Cueto’s success is a product in no small part of his unpredictability – the accordion-like expansion and contraction of a diverse arsenal, a Tiant-esque turn to hide the ball, the inventive alterations to the pace of his delivery.
Whereas Cueto is a constant study in changing tempo and rhythm, Price pounds a hard, steady drumbeat of attack.
“You know what his repertoire is, but the way he attacks with his tempo, his command, his consistency, and his explosive delivery, he has the ability to not let you feel like you can drive the ball,” Hanigan said of Price, an absolute force (9-1, 2.30 ERA in 11 starts) since the Blue Jays acquired him from the Tigers at this year’s trade deadline. “He’s smart in terms of really reading the hitters and how to pitch to guys.”
The lefthander, who turned 30 in August, had slightly better velocity this year (95 mph on both his four- and two-seam fastball, according to BrooksBaseball.net) than in either 2014 and 2013. Yet in recent years, he transitioned from a slider to a cutter and opened up the other side of the plate by developing a changeup that has become his primary swing-and-miss offering.
Price has thus shown both the ability to sustain stuff and, simultaneously, to adapt, a compelling formula for teams that contemplate whether to invest $200 million in his services this offseason.
“I do think he’s going to be able to sustain being a power pitcher into his mid- to upper-30s. Absolutely. However, if all of a sudden his ability to pitch with power went away, there’s no doubt in my mind that he would adapt to that and become the David Price of Mark Buehrles, if that’s what he had to do,” said Rays pitching coach Jim Hickey. “He’d learn how to pitch in whatever manner he had to in order to be successful because of his aptitude, because of the way he loves the game. I think absolutely, positively we’ll be watching him throw mid-90s at 36, 37 years old. But if that weren’t the case, I think we’ll see a very, very, very productive guy until he’s 37, 38 – or even longer if he wants to.”
Of course, while both Price and Cueto have already proven themselves in many respects throughout their careers, both now have a chance to solidify – or diminish – their reputations as potential front-of-the-rotation anchors with their postseason performances. The Red Sox, along with other teams in need of an alpha starter, no doubt will be watching closely. So will Hanigan, with the expectation that his former teammates will both excel this month.

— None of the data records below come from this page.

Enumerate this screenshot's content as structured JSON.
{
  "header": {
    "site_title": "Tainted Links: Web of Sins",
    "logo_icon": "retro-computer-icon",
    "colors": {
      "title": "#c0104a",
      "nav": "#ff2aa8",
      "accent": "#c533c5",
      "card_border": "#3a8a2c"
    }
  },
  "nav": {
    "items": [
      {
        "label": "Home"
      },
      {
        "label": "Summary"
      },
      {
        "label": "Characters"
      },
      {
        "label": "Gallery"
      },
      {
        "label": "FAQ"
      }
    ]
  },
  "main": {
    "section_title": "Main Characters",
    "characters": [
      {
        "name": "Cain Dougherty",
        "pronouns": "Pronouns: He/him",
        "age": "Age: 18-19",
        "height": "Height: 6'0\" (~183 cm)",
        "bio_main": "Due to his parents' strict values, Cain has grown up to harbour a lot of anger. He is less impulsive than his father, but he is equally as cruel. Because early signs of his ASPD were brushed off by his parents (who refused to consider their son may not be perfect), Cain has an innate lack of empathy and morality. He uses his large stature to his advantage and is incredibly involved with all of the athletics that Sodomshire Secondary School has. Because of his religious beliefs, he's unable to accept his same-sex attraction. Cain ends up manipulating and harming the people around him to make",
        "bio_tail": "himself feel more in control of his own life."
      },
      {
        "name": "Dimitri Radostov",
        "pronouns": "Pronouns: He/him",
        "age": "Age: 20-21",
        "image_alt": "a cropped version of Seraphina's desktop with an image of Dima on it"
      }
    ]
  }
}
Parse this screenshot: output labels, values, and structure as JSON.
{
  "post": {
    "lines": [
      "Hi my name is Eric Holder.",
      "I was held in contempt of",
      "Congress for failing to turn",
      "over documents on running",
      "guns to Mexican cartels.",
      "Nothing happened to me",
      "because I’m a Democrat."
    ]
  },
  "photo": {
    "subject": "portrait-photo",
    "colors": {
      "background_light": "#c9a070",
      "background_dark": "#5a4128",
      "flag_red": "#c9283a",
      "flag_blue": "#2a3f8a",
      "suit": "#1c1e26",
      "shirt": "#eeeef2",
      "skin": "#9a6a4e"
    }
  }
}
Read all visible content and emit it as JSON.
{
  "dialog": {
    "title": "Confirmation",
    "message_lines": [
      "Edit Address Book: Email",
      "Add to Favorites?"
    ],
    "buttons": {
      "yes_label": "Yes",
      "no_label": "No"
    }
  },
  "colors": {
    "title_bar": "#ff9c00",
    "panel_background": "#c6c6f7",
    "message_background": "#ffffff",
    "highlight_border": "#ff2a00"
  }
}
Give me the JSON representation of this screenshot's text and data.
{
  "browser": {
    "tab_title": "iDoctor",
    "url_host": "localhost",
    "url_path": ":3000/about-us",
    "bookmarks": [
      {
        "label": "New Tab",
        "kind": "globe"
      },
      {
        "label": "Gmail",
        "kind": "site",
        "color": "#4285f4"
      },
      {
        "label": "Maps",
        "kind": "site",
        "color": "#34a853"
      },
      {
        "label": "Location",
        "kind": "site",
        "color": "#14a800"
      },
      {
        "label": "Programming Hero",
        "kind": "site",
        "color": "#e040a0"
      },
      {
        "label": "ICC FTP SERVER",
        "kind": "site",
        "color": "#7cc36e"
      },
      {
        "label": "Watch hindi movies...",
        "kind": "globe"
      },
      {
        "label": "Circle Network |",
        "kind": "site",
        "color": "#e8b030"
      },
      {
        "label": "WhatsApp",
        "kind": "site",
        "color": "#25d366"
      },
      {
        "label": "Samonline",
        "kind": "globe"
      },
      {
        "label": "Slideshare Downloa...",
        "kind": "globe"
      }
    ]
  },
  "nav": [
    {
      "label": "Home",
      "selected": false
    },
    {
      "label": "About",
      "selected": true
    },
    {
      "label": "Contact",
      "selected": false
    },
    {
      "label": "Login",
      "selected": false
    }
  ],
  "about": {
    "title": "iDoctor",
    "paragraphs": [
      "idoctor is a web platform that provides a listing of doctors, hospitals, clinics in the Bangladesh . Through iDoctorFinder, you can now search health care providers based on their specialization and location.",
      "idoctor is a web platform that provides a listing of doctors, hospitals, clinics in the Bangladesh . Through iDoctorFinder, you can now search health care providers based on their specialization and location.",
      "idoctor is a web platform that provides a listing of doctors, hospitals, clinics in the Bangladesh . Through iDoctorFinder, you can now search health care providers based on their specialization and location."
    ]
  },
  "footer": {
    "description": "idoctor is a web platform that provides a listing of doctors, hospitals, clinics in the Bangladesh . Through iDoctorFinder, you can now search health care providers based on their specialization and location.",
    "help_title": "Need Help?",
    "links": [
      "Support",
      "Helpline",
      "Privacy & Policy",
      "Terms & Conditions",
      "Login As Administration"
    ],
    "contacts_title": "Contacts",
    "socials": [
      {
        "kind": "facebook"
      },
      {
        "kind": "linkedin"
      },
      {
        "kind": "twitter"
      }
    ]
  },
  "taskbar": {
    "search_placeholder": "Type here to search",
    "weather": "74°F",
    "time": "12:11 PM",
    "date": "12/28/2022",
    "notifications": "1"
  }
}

“When it comes down to the time when it’s their turn to take the ball in a big situation, they both have that look in the eye that, ‘I’m going to get it done,’” said Hanigan. “They exude confidence in their stuff. They both have great qualities in terms of things that make them great pitchers.”
More by Alex Speier
Follow Alex Speier on Twitter at @alexspeier.